by DPI Victoria
In July 2011, Fisheries Victoria, the University of Melbourne, Deakin University and the South Australian Research and Development Institute initiated a 3-year research project to determine the source of Victoria’s King George whiting population and the movement patterns of juvenile whiting among Victorian bays and inlets.
Variation in the chemistry of King George whiting otoliths is being used to determine the source population of Victorian whiting and the movement patterns of juvenile whiting among bays and inlets
Understanding the population structure of King George whiting in Victoria and how it relates to the South Australian whiting fishery will allow for optimal management of this important recreational and commercial species.
Previous research by Fisheries Victoria has indicated that:
• Spawning aggregations and young larvae are only found in South Australia

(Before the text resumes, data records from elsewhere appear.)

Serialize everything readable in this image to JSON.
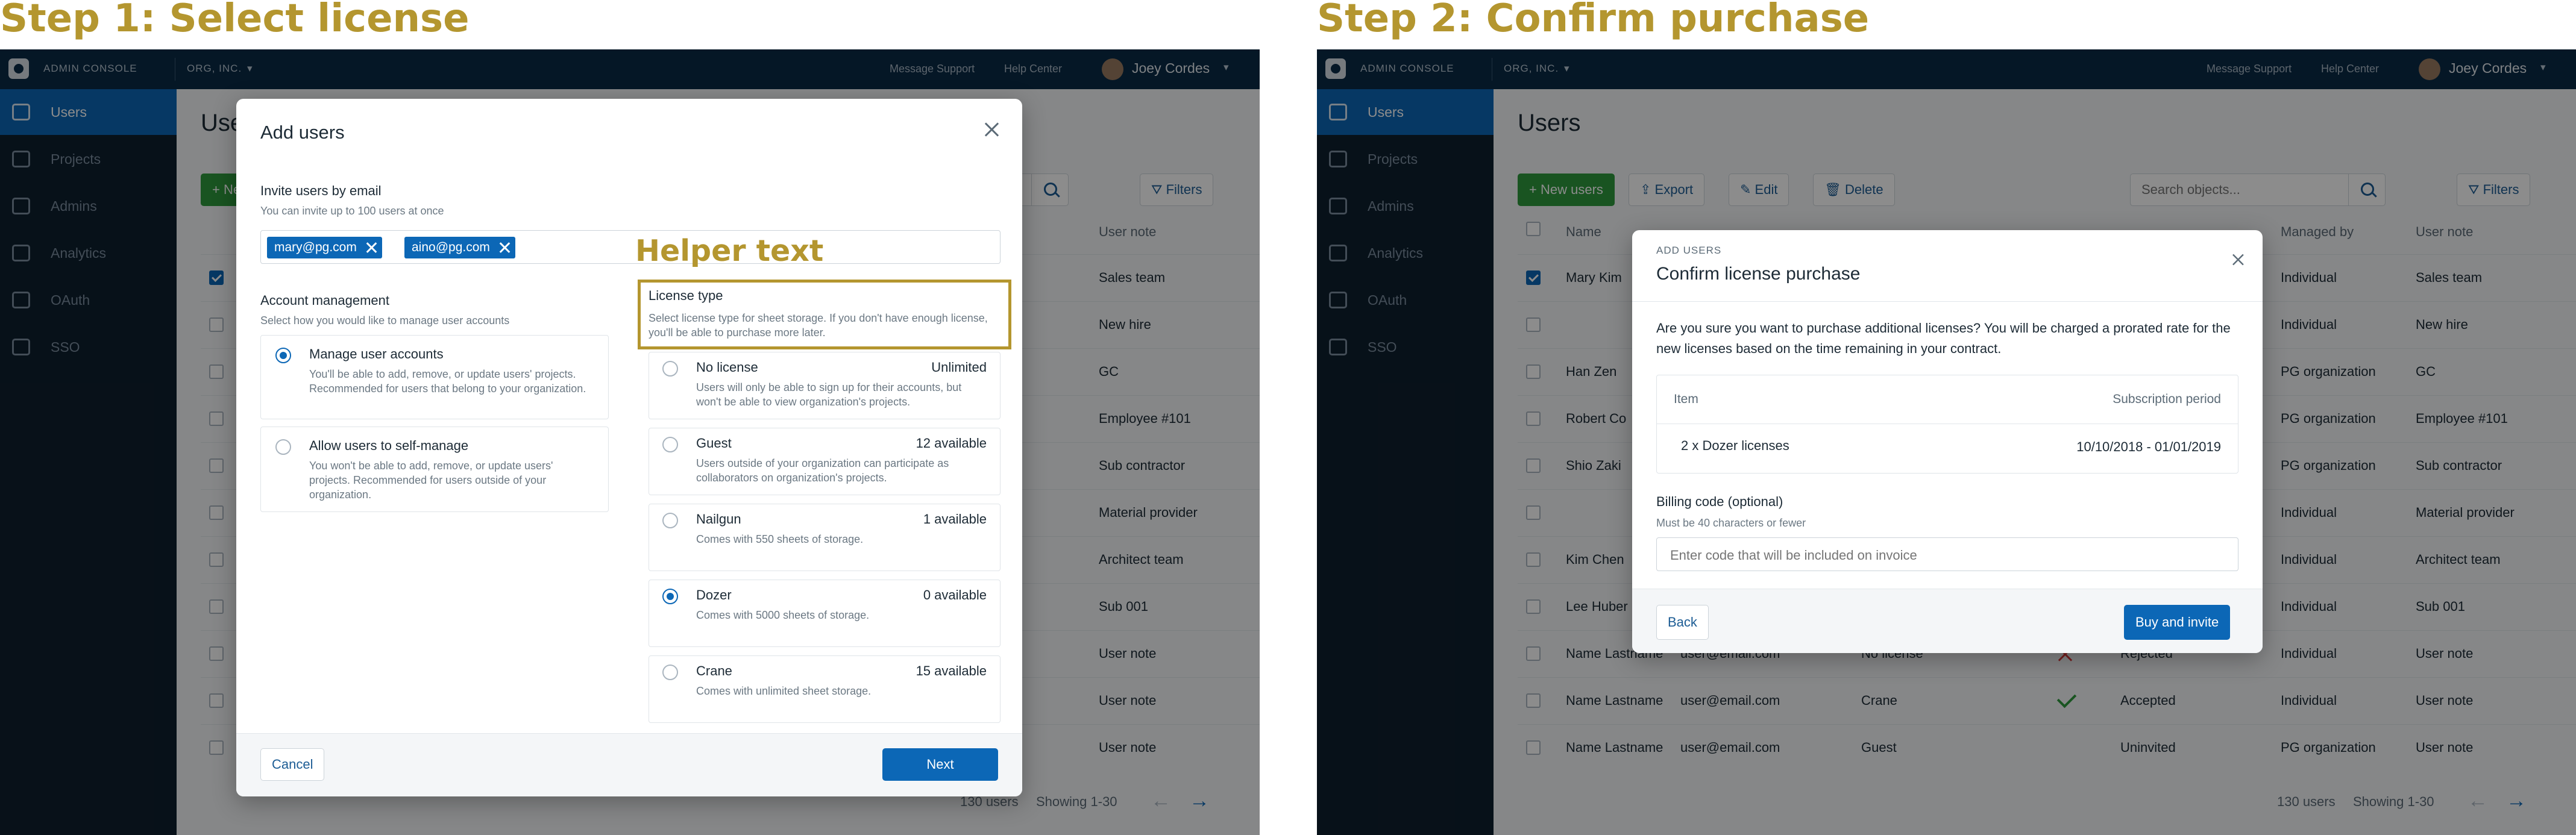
{
  "step1_title": "Step 1: Select license",
  "step2_title": "Step 2: Confirm purchase",
  "annotation_helper_text": "Helper text",
  "topbar": {
    "app_name": "ADMIN CONSOLE",
    "org": "ORG, INC.",
    "message_support": "Message Support",
    "help_center": "Help Center",
    "user_name": "Joey Cordes"
  },
  "sidebar": {
    "items": [
      {
        "label": "Users",
        "icon": "users-icon"
      },
      {
        "label": "Projects",
        "icon": "projects-icon"
      },
      {
        "label": "Admins",
        "icon": "admins-icon"
      },
      {
        "label": "Analytics",
        "icon": "analytics-icon"
      },
      {
        "label": "OAuth",
        "icon": "oauth-icon"
      },
      {
        "label": "SSO",
        "icon": "sso-icon"
      }
    ]
  },
  "page": {
    "title": "Users",
    "new_users": "New users",
    "export": "Export",
    "edit": "Edit",
    "delete": "Delete",
    "search_placeholder": "Search objects...",
    "filters": "Filters",
    "columns": {
      "name": "Name",
      "managed_by": "Managed by",
      "user_note": "User note"
    },
    "users_count": "130 users",
    "showing": "Showing 1-30"
  },
  "left_rows": [
    {
      "note": "Sales team"
    },
    {
      "note": "New hire"
    },
    {
      "note": "GC"
    },
    {
      "note": "Employee #101"
    },
    {
      "note": "Sub contractor"
    },
    {
      "note": "Material provider"
    },
    {
      "note": "Architect team"
    },
    {
      "note": "Sub 001"
    },
    {
      "note": "User note"
    },
    {
      "note": "User note"
    },
    {
      "note": "User note"
    }
  ],
  "right_rows": [
    {
      "name": "Mary Kim",
      "email": "",
      "license": "",
      "status": "",
      "managed": "Individual",
      "note": "Sales team",
      "checked": true
    },
    {
      "name": "",
      "email": "",
      "license": "",
      "status": "",
      "managed": "Individual",
      "note": "New hire",
      "checked": false
    },
    {
      "name": "Han Zen",
      "email": "",
      "license": "",
      "status": "",
      "managed": "PG organization",
      "note": "GC",
      "checked": false
    },
    {
      "name": "Robert Co",
      "email": "",
      "license": "",
      "status": "",
      "managed": "PG organization",
      "note": "Employee #101",
      "checked": false
    },
    {
      "name": "Shio Zaki",
      "email": "",
      "license": "",
      "status": "",
      "managed": "PG organization",
      "note": "Sub contractor",
      "checked": false
    },
    {
      "name": "",
      "email": "",
      "license": "",
      "status": "",
      "managed": "Individual",
      "note": "Material provider",
      "checked": false
    },
    {
      "name": "Kim Chen",
      "email": "",
      "license": "",
      "status": "",
      "managed": "Individual",
      "note": "Architect team",
      "checked": false
    },
    {
      "name": "Lee Huber",
      "email": "",
      "license": "",
      "status": "",
      "managed": "Individual",
      "note": "Sub 001",
      "checked": false
    },
    {
      "name": "Name Lastname",
      "email": "user@email.com",
      "license": "No license",
      "status": "Rejected",
      "managed": "Individual",
      "note": "User note",
      "checked": false
    },
    {
      "name": "Name Lastname",
      "email": "user@email.com",
      "license": "Crane",
      "status": "Accepted",
      "managed": "Individual",
      "note": "User note",
      "checked": false
    },
    {
      "name": "Name Lastname",
      "email": "user@email.com",
      "license": "Guest",
      "status": "Uninvited",
      "managed": "PG organization",
      "note": "User note",
      "checked": false
    }
  ],
  "add_users_modal": {
    "title": "Add users",
    "invite_label": "Invite users by email",
    "invite_help": "You can invite up to 100 users at once",
    "emails": [
      "mary@pg.com",
      "aino@pg.com"
    ],
    "account_mgmt_label": "Account management",
    "account_mgmt_help": "Select how you would like to manage user accounts",
    "manage_title": "Manage user accounts",
    "manage_desc": "You'll be able to add, remove, or update users' projects. Recommended for users that belong to your organization.",
    "self_title": "Allow users to self-manage",
    "self_desc": "You won't be able to add, remove, or update users' projects. Recommended for users outside of your organization.",
    "license_label": "License type",
    "license_help": "Select license type for sheet storage. If you don't have enough license, you'll be able to purchase more later.",
    "licenses": [
      {
        "name": "No license",
        "avail": "Unlimited",
        "desc": "Users will only be able to sign up for their accounts, but won't be able to view organization's projects.",
        "selected": false
      },
      {
        "name": "Guest",
        "avail": "12 available",
        "desc": "Users outside of your organization can participate as collaborators on organization's projects.",
        "selected": false
      },
      {
        "name": "Nailgun",
        "avail": "1 available",
        "desc": "Comes with 550 sheets of storage.",
        "selected": false
      },
      {
        "name": "Dozer",
        "avail": "0 available",
        "desc": "Comes with 5000 sheets of storage.",
        "selected": true
      },
      {
        "name": "Crane",
        "avail": "15 available",
        "desc": "Comes with unlimited sheet storage.",
        "selected": false
      }
    ],
    "cancel": "Cancel",
    "next": "Next"
  },
  "confirm_modal": {
    "eyebrow": "ADD USERS",
    "title": "Confirm license purchase",
    "body": "Are you sure you want to purchase additional licenses? You will be charged a prorated rate for the new licenses based on the time remaining in your contract.",
    "col_item": "Item",
    "col_period": "Subscription period",
    "item": "2 x Dozer licenses",
    "period": "10/10/2018 - 01/01/2019",
    "billing_label": "Billing code (optional)",
    "billing_help": "Must be 40 characters or fewer",
    "billing_placeholder": "Enter code that will be included on invoice",
    "back": "Back",
    "buy": "Buy and invite"
  },
  "colors": {
    "accent": "#B4962F",
    "primary": "#0c67b6",
    "topbar": "#0a2a45",
    "sidebar": "#0e1f2e",
    "green": "#2e9a3c"
  }
}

• The spawning source of whiting in Victorian bays and inlets is hundreds of kilometres to the west
• Whiting larvae can drift in the water column for 3-4 months allowing for large distances to be travelled.

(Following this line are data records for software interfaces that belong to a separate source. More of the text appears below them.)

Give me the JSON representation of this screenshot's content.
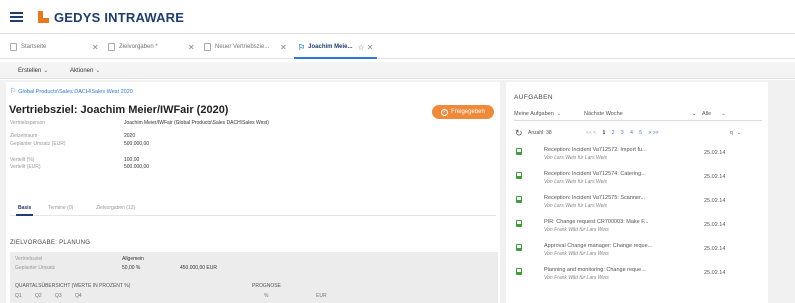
{
  "app": {
    "name": "GEDYS INTRAWARE"
  },
  "tabs": [
    {
      "label": "Startseite"
    },
    {
      "label": "Zielvorgaben *"
    },
    {
      "label": "Neuer Vertriebszie... "
    },
    {
      "label": "Joachim Meie..."
    }
  ],
  "toolbar": {
    "create_label": "Erstellen",
    "actions_label": "Aktionen"
  },
  "record": {
    "breadcrumb": "Global Products\\Sales DACH\\Sales West 2020",
    "title": "Vertriebsziel: Joachim Meier/IWFair (2020)",
    "status_button": "Freigegeben",
    "fields": [
      {
        "label": "Vertriebsperson",
        "value": "Joachim Meier/IWFair (Global Products\\Sales DACH\\Sales West)"
      },
      {
        "label": "Zielzeitraum",
        "value": "2020"
      },
      {
        "label": "Geplanter Umsatz (EUR)",
        "value": "500.000,00"
      },
      {
        "label": "Verteilt (%)",
        "value": "100,00"
      },
      {
        "label": "Verteilt (EUR)",
        "value": "500.000,00"
      }
    ],
    "subtabs": [
      {
        "label": "Basis"
      },
      {
        "label": "Termine (0)"
      },
      {
        "label": "Zielvorgaben (12)"
      }
    ]
  },
  "planung": {
    "section_title": "ZIELVORGABE: PLANUNG",
    "row1_label": "Vertriebsziel",
    "row1_value": "Allgemein",
    "row2_label": "Geplanter Umsatz",
    "row2_percent": "50,00 %",
    "row2_amount": "450.000,00 EUR",
    "quarter_header": "QUARTALSÜBERSICHT (WERTE IN PROZENT %)",
    "quarters": [
      "Q1",
      "Q2",
      "Q3",
      "Q4"
    ],
    "prognose_header": "PROGNOSE",
    "prognose_cols": [
      "%",
      "EUR"
    ]
  },
  "tasks_panel": {
    "title": "AUFGABEN",
    "filter_owner": "Meine Aufgaben",
    "filter_period": "Nächste Woche",
    "filter_all": "Alle",
    "count_label": "Anzahl: 38",
    "pager": [
      "<< <",
      "1",
      "2",
      "3",
      "4",
      "5",
      "> >>"
    ],
    "sort_label": "q",
    "items": [
      {
        "title": "Reception: Incident Va712572: Import fu...",
        "sub": "Von Lars Weis für Lars Weis",
        "date": "25.02.14"
      },
      {
        "title": "Reception: Incident Va712574: Catering...",
        "sub": "Von Lars Weis für Lars Weis",
        "date": "25.02.14"
      },
      {
        "title": "Reception: Incident Va712575: Scanner...",
        "sub": "Von Lars Weis für Lars Weis",
        "date": "25.02.14"
      },
      {
        "title": "PIR: Change request CR700003: Make F...",
        "sub": "Von Frank Wild für Lars Weis",
        "date": "25.02.14"
      },
      {
        "title": "Approval Change manager: Change reque...",
        "sub": "Von Frank Wild für Lars Weis",
        "date": "25.02.14"
      },
      {
        "title": "Planning and monitoring: Change reque...",
        "sub": "Von Frank Wild für Lars Weis",
        "date": "25.02.14"
      }
    ]
  }
}
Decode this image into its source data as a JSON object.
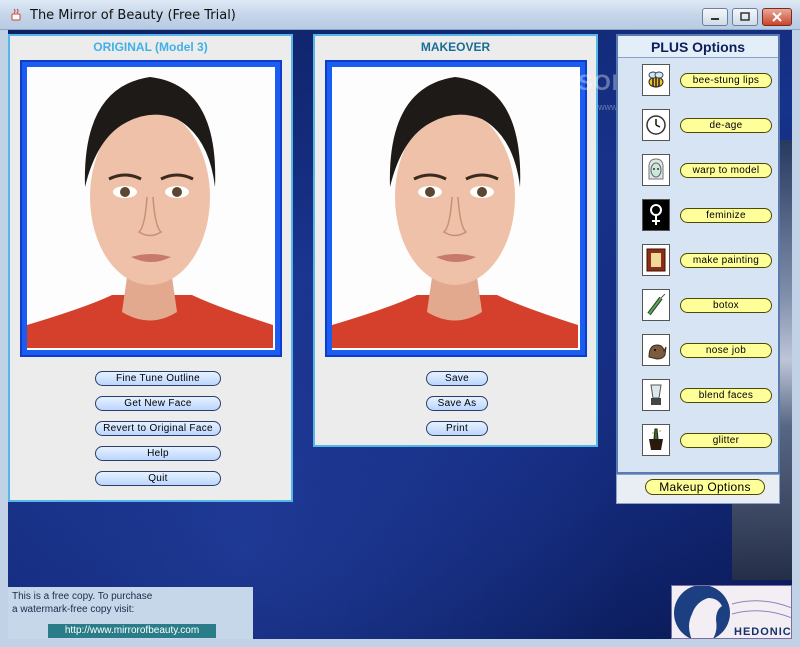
{
  "window": {
    "title": "The Mirror of Beauty (Free Trial)"
  },
  "original": {
    "title": "ORIGINAL (Model 3)",
    "buttons": [
      "Fine Tune Outline",
      "Get New Face",
      "Revert to Original Face",
      "Help",
      "Quit"
    ]
  },
  "makeover": {
    "title": "MAKEOVER",
    "buttons": [
      "Save",
      "Save As",
      "Print"
    ]
  },
  "plus": {
    "title": "PLUS Options",
    "items": [
      {
        "label": "bee-stung lips",
        "icon": "bee-icon"
      },
      {
        "label": "de-age",
        "icon": "clock-icon"
      },
      {
        "label": "warp to model",
        "icon": "model-face-icon"
      },
      {
        "label": "feminize",
        "icon": "female-symbol-icon"
      },
      {
        "label": "make painting",
        "icon": "painting-frame-icon"
      },
      {
        "label": "botox",
        "icon": "syringe-icon"
      },
      {
        "label": "nose job",
        "icon": "rhino-icon"
      },
      {
        "label": "blend faces",
        "icon": "blender-icon"
      },
      {
        "label": "glitter",
        "icon": "champagne-icon"
      }
    ],
    "makeup_button": "Makeup Options"
  },
  "footer": {
    "line1": "This is a free copy.  To purchase",
    "line2": "a watermark-free copy visit:",
    "url": "http://www.mirrorofbeauty.com"
  },
  "watermark": {
    "brand": "SOFTPEDIA",
    "url": "www.softpedia.com"
  },
  "logo": {
    "text": "HEDONICS"
  },
  "colors": {
    "panel_border": "#55b6ea",
    "original_title": "#3fb0e8",
    "makeover_title": "#1a6d97",
    "photo_frame": "#1b5df2",
    "button_fill": "#bcd6ff",
    "option_button_fill": "#ffff9a",
    "background": "#17328a"
  }
}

The current research project will use two novel techniques:
• Otolith microchemistry: otoliths (earbones) in fish grow daily and absorb trace elements from the surrounding water. Trace elements are unique to specific water bodies, so we can determine if King George whiting from South Australia and Victoria were spawned or spent time in the same water body based on the trace metal variation in their otoliths. This technique will be used to determine the source population of Victorian whiting and the movement patterns of juvenile whiting among bays and inlets in Victoria.
Adult King George whiting harvested from Port Phillip Bay
• Genetics: microsatellite markers are small sequences in DNA that are inherited and can be used to determine family linkages. We will use microsatellite markers extracted from tissue to determine if there are genetic differences in the populations of whiting in South Australia and Victoria and among the bays and inlets in Victoria.
This research project is funded by the Fisheries Research and Development Corporation, the Victorian Department of Primary Industries and recreational fishing licence fees.